● GOAL OF THE EXERCISE: Where a line of the material includes the string "JSON", copy that line.

● DATA SUPPLIED:
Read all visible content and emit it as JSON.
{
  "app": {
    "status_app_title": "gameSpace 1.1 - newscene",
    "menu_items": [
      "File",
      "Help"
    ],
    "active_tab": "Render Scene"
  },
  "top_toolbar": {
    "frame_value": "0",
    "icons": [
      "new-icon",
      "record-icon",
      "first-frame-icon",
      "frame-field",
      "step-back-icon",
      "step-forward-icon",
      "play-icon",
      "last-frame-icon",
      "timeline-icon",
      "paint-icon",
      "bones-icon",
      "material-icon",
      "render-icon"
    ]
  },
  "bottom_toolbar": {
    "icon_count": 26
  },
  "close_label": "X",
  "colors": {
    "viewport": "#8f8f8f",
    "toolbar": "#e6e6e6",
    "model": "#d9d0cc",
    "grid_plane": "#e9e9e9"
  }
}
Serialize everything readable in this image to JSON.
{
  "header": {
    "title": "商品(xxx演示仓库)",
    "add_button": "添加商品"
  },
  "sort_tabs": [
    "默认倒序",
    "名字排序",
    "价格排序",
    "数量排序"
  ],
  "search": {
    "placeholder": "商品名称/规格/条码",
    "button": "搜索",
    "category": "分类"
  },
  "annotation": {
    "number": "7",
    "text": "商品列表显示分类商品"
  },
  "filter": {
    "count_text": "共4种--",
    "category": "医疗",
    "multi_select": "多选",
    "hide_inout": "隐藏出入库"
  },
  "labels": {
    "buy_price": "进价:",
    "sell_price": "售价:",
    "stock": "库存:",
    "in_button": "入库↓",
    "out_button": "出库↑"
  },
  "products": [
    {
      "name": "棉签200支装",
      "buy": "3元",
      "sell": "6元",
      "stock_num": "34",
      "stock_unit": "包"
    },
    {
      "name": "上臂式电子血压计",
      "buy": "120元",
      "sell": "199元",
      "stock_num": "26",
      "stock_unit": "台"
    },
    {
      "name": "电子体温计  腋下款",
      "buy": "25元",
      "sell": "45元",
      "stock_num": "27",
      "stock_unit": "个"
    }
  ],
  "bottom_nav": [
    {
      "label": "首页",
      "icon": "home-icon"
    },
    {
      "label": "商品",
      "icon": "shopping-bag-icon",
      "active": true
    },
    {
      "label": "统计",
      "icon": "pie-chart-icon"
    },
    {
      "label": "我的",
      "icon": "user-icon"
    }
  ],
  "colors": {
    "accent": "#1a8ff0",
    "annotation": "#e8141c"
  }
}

● FINAL ANSWER:
Read all visible content and emit it as JSON.
Serialize everything readable in this image to JSON.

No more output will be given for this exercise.